**GOAL OF THE EXERCISE**:
The records below are to be reproduced exactly, with every picture left out.

**THE INPUT**:
· · · ·

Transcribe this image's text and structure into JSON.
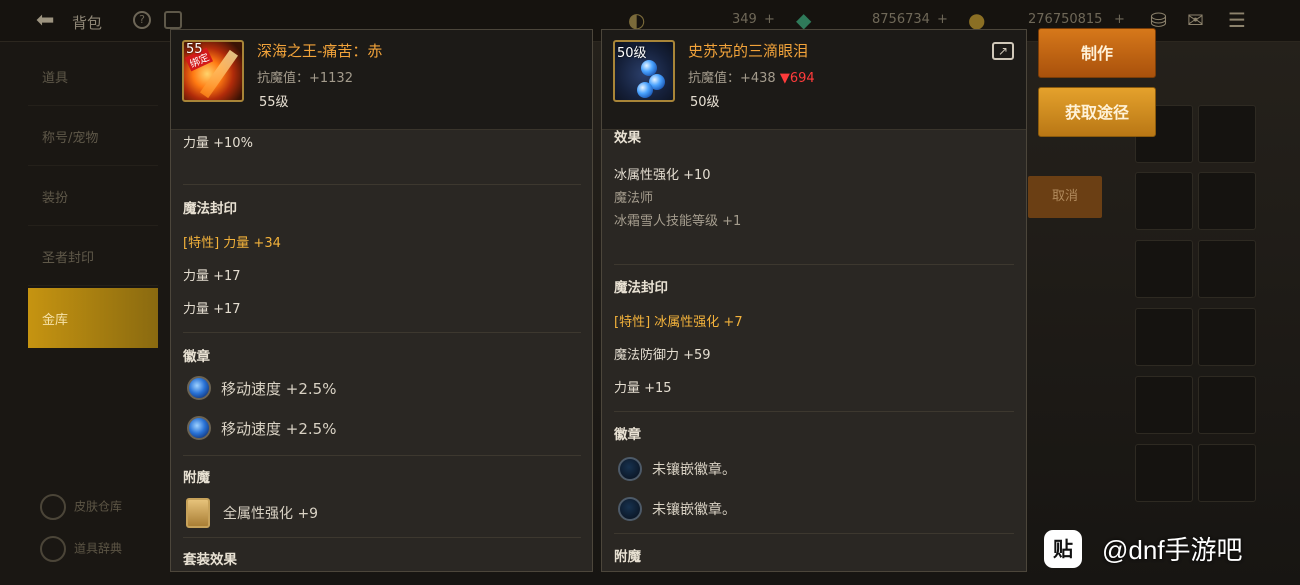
{
  "topbar": {
    "title": "背包",
    "currency_1": "349",
    "currency_2": "8756734",
    "currency_3": "276750815",
    "plus": "+"
  },
  "sidebar": {
    "items": [
      {
        "label": "道具"
      },
      {
        "label": "称号/宠物"
      },
      {
        "label": "装扮"
      },
      {
        "label": "圣者封印"
      },
      {
        "label": "金库"
      }
    ],
    "bottom": [
      {
        "label": "皮肤仓库"
      },
      {
        "label": "道具辞典"
      }
    ],
    "cancel_label": "取消"
  },
  "left_item": {
    "icon_level": "55",
    "icon_tag": "绑定",
    "name": "深海之王-痛苦：赤",
    "resist_label": "抗魔值：+1132",
    "level": "55级",
    "top_stat": "力量 +10%",
    "seal_title": "魔法封印",
    "seal_special_tag": "[特性]",
    "seal_special_value": " 力量 +34",
    "seal_1": "力量 +17",
    "seal_2": "力量 +17",
    "emblem_title": "徽章",
    "emblem_1": "移动速度 +2.5%",
    "emblem_2": "移动速度 +2.5%",
    "enchant_title": "附魔",
    "enchant_1": "全属性强化 +9",
    "set_title": "套装效果"
  },
  "right_item": {
    "icon_level": "50级",
    "name": "史苏克的三滴眼泪",
    "resist_label": "抗魔值：+438 ",
    "resist_diff": "▼694",
    "level": "50级",
    "effect_title": "效果",
    "effect_1": "冰属性强化 +10",
    "effect_class": "魔法师",
    "effect_skill": "冰霜雪人技能等级 +1",
    "seal_title": "魔法封印",
    "seal_special_tag": "[特性]",
    "seal_special_value": " 冰属性强化 +7",
    "seal_1": "魔法防御力 +59",
    "seal_2": "力量 +15",
    "emblem_title": "徽章",
    "emblem_1": "未镶嵌徽章。",
    "emblem_2": "未镶嵌徽章。",
    "enchant_title": "附魔"
  },
  "actions": {
    "make_label": "制作",
    "source_label": "获取途径"
  },
  "watermark": {
    "logo": "贴",
    "text": "@dnf手游吧"
  },
  "colors": {
    "item_name": "#f2a33a",
    "resist_down": "#ff3b3b",
    "button_make": "#c5661a",
    "button_source": "#d08e22",
    "sidebar_active": "#c69411"
  }
}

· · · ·

**RESULT BELOW**:
Transcribe this image's text and structure into JSON.
{
  "topbar": {
    "title": "背包",
    "currency_1": "349",
    "currency_2": "8756734",
    "currency_3": "276750815",
    "plus": "+"
  },
  "sidebar": {
    "items": [
      {
        "label": "道具"
      },
      {
        "label": "称号/宠物"
      },
      {
        "label": "装扮"
      },
      {
        "label": "圣者封印"
      },
      {
        "label": "金库"
      }
    ],
    "bottom": [
      {
        "label": "皮肤仓库"
      },
      {
        "label": "道具辞典"
      }
    ],
    "cancel_label": "取消"
  },
  "left_item": {
    "icon_level": "55",
    "icon_tag": "绑定",
    "name": "深海之王-痛苦：赤",
    "resist_label": "抗魔值：+1132",
    "level": "55级",
    "top_stat": "力量 +10%",
    "seal_title": "魔法封印",
    "seal_special_tag": "[特性]",
    "seal_special_value": " 力量 +34",
    "seal_1": "力量 +17",
    "seal_2": "力量 +17",
    "emblem_title": "徽章",
    "emblem_1": "移动速度 +2.5%",
    "emblem_2": "移动速度 +2.5%",
    "enchant_title": "附魔",
    "enchant_1": "全属性强化 +9",
    "set_title": "套装效果"
  },
  "right_item": {
    "icon_level": "50级",
    "name": "史苏克的三滴眼泪",
    "resist_label": "抗魔值：+438 ",
    "resist_diff": "▼694",
    "level": "50级",
    "effect_title": "效果",
    "effect_1": "冰属性强化 +10",
    "effect_class": "魔法师",
    "effect_skill": "冰霜雪人技能等级 +1",
    "seal_title": "魔法封印",
    "seal_special_tag": "[特性]",
    "seal_special_value": " 冰属性强化 +7",
    "seal_1": "魔法防御力 +59",
    "seal_2": "力量 +15",
    "emblem_title": "徽章",
    "emblem_1": "未镶嵌徽章。",
    "emblem_2": "未镶嵌徽章。",
    "enchant_title": "附魔"
  },
  "actions": {
    "make_label": "制作",
    "source_label": "获取途径"
  },
  "watermark": {
    "logo": "贴",
    "text": "@dnf手游吧"
  },
  "colors": {
    "item_name": "#f2a33a",
    "resist_down": "#ff3b3b",
    "button_make": "#c5661a",
    "button_source": "#d08e22",
    "sidebar_active": "#c69411"
  }
}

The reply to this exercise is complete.